Recorded data
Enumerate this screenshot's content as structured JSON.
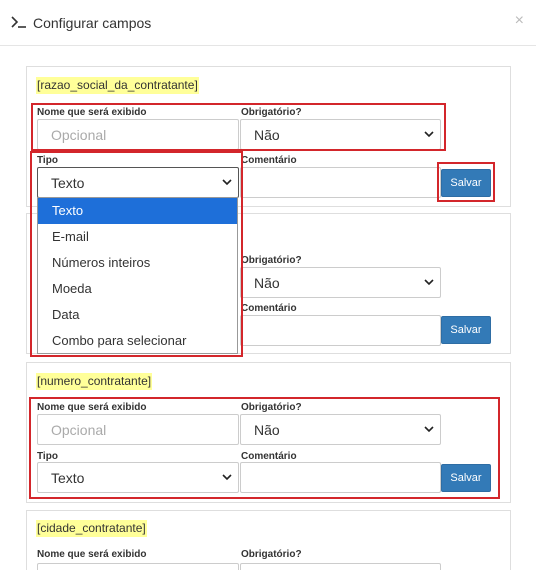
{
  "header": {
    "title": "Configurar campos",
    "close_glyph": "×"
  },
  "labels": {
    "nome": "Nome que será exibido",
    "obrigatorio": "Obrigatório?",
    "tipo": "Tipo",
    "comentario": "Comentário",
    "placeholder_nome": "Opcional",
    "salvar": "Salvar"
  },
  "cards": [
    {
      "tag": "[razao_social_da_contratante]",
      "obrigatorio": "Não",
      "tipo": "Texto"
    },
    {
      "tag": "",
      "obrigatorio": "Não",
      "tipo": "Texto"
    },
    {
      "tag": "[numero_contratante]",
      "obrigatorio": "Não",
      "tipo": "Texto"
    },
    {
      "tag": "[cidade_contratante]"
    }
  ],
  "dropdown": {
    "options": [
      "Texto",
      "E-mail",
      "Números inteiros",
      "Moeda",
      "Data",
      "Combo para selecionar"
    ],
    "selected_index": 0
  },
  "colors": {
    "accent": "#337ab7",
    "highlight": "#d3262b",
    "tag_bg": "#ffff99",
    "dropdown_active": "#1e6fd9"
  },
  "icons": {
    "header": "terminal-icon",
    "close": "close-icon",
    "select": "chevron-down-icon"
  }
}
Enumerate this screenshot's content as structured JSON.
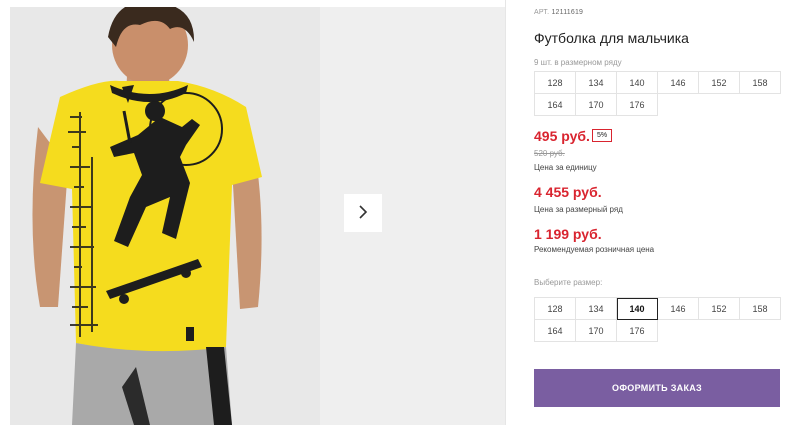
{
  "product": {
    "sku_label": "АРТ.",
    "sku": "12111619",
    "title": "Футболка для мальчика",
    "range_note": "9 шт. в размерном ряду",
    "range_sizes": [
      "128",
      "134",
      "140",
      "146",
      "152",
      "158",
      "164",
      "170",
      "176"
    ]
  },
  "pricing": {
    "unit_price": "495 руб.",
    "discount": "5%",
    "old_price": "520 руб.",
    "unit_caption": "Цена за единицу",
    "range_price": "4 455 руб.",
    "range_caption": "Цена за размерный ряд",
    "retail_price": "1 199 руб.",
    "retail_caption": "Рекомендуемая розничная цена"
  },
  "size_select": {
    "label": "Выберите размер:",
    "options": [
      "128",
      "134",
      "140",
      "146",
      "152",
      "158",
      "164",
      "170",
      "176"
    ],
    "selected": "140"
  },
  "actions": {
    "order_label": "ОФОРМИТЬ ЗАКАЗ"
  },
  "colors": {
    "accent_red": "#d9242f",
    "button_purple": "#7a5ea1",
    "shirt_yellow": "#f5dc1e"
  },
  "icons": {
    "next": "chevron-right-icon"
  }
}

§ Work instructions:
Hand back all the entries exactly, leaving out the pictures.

§ Expected answer:
Enumerate this screenshot's content as structured JSON.
{
  "header": {
    "title": "Configurar campos",
    "close_glyph": "×"
  },
  "labels": {
    "nome": "Nome que será exibido",
    "obrigatorio": "Obrigatório?",
    "tipo": "Tipo",
    "comentario": "Comentário",
    "placeholder_nome": "Opcional",
    "salvar": "Salvar"
  },
  "cards": [
    {
      "tag": "[razao_social_da_contratante]",
      "obrigatorio": "Não",
      "tipo": "Texto"
    },
    {
      "tag": "",
      "obrigatorio": "Não",
      "tipo": "Texto"
    },
    {
      "tag": "[numero_contratante]",
      "obrigatorio": "Não",
      "tipo": "Texto"
    },
    {
      "tag": "[cidade_contratante]"
    }
  ],
  "dropdown": {
    "options": [
      "Texto",
      "E-mail",
      "Números inteiros",
      "Moeda",
      "Data",
      "Combo para selecionar"
    ],
    "selected_index": 0
  },
  "colors": {
    "accent": "#337ab7",
    "highlight": "#d3262b",
    "tag_bg": "#ffff99",
    "dropdown_active": "#1e6fd9"
  },
  "icons": {
    "header": "terminal-icon",
    "close": "close-icon",
    "select": "chevron-down-icon"
  }
}
Enumerate this screenshot's content as structured JSON.
{
  "product": {
    "sku_label": "АРТ.",
    "sku": "12111619",
    "title": "Футболка для мальчика",
    "range_note": "9 шт. в размерном ряду",
    "range_sizes": [
      "128",
      "134",
      "140",
      "146",
      "152",
      "158",
      "164",
      "170",
      "176"
    ]
  },
  "pricing": {
    "unit_price": "495 руб.",
    "discount": "5%",
    "old_price": "520 руб.",
    "unit_caption": "Цена за единицу",
    "range_price": "4 455 руб.",
    "range_caption": "Цена за размерный ряд",
    "retail_price": "1 199 руб.",
    "retail_caption": "Рекомендуемая розничная цена"
  },
  "size_select": {
    "label": "Выберите размер:",
    "options": [
      "128",
      "134",
      "140",
      "146",
      "152",
      "158",
      "164",
      "170",
      "176"
    ],
    "selected": "140"
  },
  "actions": {
    "order_label": "ОФОРМИТЬ ЗАКАЗ"
  },
  "colors": {
    "accent_red": "#d9242f",
    "button_purple": "#7a5ea1",
    "shirt_yellow": "#f5dc1e"
  },
  "icons": {
    "next": "chevron-right-icon"
  }
}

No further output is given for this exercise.